**RECORD EXTRACTS**:
____
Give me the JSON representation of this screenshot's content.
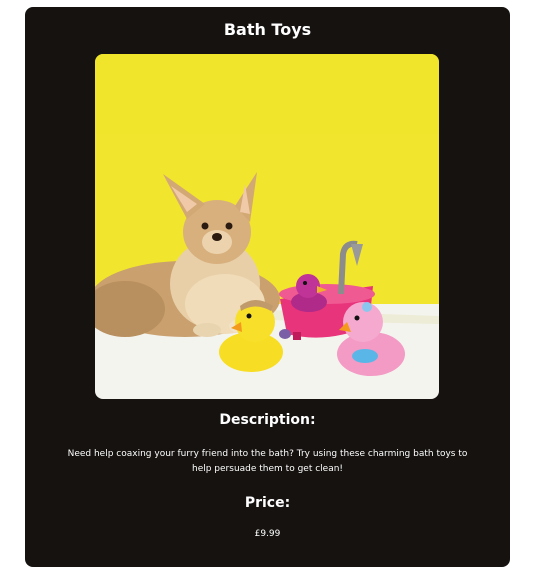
{
  "product": {
    "title": "Bath Toys",
    "image_alt": "Dog with rubber ducks and a pink toy bathtub",
    "description_heading": "Description:",
    "description": "Need help coaxing your furry friend into the bath? Try using these charming bath toys to help persuade them to get clean!",
    "price_heading": "Price:",
    "price": "£9.99"
  },
  "colors": {
    "card_background": "#151210",
    "text": "#ffffff",
    "photo_background": "#f2e52d"
  }
}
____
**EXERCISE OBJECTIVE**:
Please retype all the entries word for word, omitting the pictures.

**SOLVED EXERCISE**:
Give me the JSON representation of this screenshot's content.
{
  "product": {
    "title": "Bath Toys",
    "image_alt": "Dog with rubber ducks and a pink toy bathtub",
    "description_heading": "Description:",
    "description": "Need help coaxing your furry friend into the bath? Try using these charming bath toys to help persuade them to get clean!",
    "price_heading": "Price:",
    "price": "£9.99"
  },
  "colors": {
    "card_background": "#151210",
    "text": "#ffffff",
    "photo_background": "#f2e52d"
  }
}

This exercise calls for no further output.